HOUSTON — Jeremy Lin often seems surprised by himself, as if he is merely the agent of some Great Force, and he’ll be damned if he knows how he’s going to be torqued around that day.
He plays poorly, and seems surprised. He plays great, and seems surprised. Is he even real? One of these days he may just — poof — vaporize into thin air, gone as quickly as he came.
Lin was brilliant Monday night at Toyota Center, even though the San Antonio Spurs (18-4) beat the Rockets (9-11) 134-126 in overtime. He scored 38 points. He had seven assists.
Lin really rides the waves. You could see it when he got hot. Suddenly, when he drove the lane, he drove like he knew something good would happen. There hadn’t been much of that this year. After he made a few jumpers, he put up a high-arcing fadeaway over Tim Duncan, and it went in, because of course it did. That’s the way it goes with Lin.
“That’s really important for me,” he said. “A lot of times if I hit one, I hit a few more.”
But Lin drowns in the surf, too, and when it was all over Monday night, there was no telling whether his head was above water or not.
The score was tied at 120 with seconds left and Lin had the ball. He was going to make a play to win the game. But he dribbled it too much and the Spurs stole it. So the game went to overtime, and Lin wasn’t the same.
“He let that last play (of regulation) affect him a little bit,” Rockets coach Kevin McHale said.
Probably it was not a coincidence that Lin’s best performance of the season happened with James Harden sitting out with an injury. Lin and Harden both feel most comfortable with the ball in their hands, and so you can see where Lin might feel a little lost at times on this team. So he feels not quite like himself, and the shots don’t go in, and one night he puts up an airball on a catch-and-shoot with the game on the line, and then his drives start to look tentative too and he’s quickly got a whole soup of self-doubt sloshing around in his head.
But Monday the ball was in his hands, and he looked like the guy from New York, the guy who was on the cover of GQ. He tied a career high.
“I’m thankful I was able to get comfortable out there,” he said. “But that’s definitely secondary to the fact we blew another close game. I had the ball to win it, and didn’t even get a shot up.”
The Spurs, as the Spurs are wont to do, made the Rockets pay for that mistake. They built an eight-point lead over the first three minutes of overtime and coasted home from there. With seven seconds left, Lin missed a driving layup that would have given him 40.

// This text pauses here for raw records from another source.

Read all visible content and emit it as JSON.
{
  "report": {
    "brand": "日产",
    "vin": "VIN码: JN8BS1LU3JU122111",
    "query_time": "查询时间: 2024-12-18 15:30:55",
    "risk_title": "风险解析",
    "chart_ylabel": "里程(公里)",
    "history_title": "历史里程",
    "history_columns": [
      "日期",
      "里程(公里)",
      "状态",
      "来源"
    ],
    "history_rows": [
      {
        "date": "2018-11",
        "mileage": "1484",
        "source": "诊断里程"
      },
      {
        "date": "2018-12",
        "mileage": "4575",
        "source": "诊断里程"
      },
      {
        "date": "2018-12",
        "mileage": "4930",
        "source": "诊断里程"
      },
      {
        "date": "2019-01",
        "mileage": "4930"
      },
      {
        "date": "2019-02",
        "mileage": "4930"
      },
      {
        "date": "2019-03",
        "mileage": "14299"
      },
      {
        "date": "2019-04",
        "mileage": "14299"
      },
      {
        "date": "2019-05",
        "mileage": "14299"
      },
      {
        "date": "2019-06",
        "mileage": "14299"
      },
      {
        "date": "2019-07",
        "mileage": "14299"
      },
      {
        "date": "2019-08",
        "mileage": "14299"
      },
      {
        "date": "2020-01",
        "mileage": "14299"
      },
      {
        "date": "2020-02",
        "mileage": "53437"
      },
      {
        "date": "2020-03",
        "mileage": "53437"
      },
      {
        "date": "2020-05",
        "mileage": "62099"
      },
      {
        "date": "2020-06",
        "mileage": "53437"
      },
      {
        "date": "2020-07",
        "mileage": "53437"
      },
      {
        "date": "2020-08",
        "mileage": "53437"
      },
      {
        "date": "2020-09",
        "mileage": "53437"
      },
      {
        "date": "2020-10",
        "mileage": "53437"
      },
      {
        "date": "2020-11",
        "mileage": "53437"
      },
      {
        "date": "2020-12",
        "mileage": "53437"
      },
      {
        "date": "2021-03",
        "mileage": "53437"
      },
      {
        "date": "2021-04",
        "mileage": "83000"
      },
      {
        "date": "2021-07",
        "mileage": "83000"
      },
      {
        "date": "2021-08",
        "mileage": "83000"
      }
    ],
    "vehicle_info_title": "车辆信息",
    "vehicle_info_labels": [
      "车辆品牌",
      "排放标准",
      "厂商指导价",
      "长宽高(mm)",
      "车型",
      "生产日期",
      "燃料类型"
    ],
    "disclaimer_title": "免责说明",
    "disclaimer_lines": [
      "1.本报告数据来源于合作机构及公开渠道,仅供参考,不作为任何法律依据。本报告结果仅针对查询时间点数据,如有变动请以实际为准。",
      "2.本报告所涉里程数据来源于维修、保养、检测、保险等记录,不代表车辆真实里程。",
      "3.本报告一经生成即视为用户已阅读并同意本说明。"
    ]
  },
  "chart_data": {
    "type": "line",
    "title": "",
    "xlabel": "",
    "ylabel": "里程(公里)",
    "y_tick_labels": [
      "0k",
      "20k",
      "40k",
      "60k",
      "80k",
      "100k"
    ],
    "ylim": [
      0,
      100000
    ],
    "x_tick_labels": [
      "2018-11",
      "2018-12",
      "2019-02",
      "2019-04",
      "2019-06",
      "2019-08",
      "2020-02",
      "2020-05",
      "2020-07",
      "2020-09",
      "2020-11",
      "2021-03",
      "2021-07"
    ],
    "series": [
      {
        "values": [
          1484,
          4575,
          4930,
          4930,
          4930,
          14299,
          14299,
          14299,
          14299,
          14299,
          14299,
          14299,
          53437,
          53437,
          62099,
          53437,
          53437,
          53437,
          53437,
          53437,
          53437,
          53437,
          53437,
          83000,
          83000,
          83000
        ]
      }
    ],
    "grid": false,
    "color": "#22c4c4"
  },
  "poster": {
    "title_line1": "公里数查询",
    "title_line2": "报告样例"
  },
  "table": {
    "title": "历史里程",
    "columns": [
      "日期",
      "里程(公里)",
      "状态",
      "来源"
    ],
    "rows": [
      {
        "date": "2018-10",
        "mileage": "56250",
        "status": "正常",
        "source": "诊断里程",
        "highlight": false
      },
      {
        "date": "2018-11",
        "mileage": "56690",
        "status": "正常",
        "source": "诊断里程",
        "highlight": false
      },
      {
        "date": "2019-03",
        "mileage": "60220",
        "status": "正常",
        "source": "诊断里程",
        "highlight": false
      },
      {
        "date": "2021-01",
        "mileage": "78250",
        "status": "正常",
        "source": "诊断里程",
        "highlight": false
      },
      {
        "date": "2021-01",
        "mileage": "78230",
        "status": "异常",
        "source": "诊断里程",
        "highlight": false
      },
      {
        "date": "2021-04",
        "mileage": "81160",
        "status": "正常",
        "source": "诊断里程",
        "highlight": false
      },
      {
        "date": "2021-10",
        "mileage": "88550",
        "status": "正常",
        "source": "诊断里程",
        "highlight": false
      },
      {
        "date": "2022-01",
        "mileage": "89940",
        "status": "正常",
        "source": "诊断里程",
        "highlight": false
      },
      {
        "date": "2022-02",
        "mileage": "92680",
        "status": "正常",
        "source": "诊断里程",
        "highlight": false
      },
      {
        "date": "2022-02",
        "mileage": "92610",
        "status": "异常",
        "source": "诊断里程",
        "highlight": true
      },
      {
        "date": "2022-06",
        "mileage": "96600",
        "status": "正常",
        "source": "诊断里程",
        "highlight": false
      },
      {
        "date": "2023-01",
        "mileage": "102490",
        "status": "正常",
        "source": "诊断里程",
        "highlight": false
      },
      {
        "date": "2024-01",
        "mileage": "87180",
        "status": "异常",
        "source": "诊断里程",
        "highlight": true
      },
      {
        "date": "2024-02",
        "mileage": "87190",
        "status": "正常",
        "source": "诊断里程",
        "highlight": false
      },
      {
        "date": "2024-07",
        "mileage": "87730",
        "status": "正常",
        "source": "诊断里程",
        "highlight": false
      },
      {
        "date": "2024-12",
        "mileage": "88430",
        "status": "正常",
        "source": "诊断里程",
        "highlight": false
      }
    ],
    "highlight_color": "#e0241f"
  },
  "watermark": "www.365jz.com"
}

So somehow on a night Lin scored almost 40, Tony Parker still got the better of him. Parker had 27 points and 12 assists in 42 minutes and his team won.
“Those guys, those closers, have been in a million of those games,” McHale said.
So, yes, the Spurs are better than the Rockets, but nothing new was proven there. The Lin thing was new, or at least renewed. The first 19 games of his Rockets career had done nothing but prove he was not that guy we had all seen in New York. He had scored more than 20 just one other time this year. He was averaging 9.9 points and shooting 38 percent. Toney Douglas had become Houston’s crunch-time point guard.
It seemed the world was discovering once and for all that Lin just wasn’t all that good.
Then Monday happened, and the new question is, Can Lin and Harden succeed on the same team?
McHale said he thought so, but what else is he going to say. He thinks the Rockets can take advantage of both Lin’s and Harden’s driving ability by putting them on opposite sides of the floor.
Maybe that’s true. The Rockets have a lot of things to work out still, and that may be one of them.
But there is something about Lin, too. His monochromatic voice fools you into thinking he’s mono-emotional. But he isn’t. He goes the way the Great Force pushes him.
After Monday night, it was hard to say which direction that was.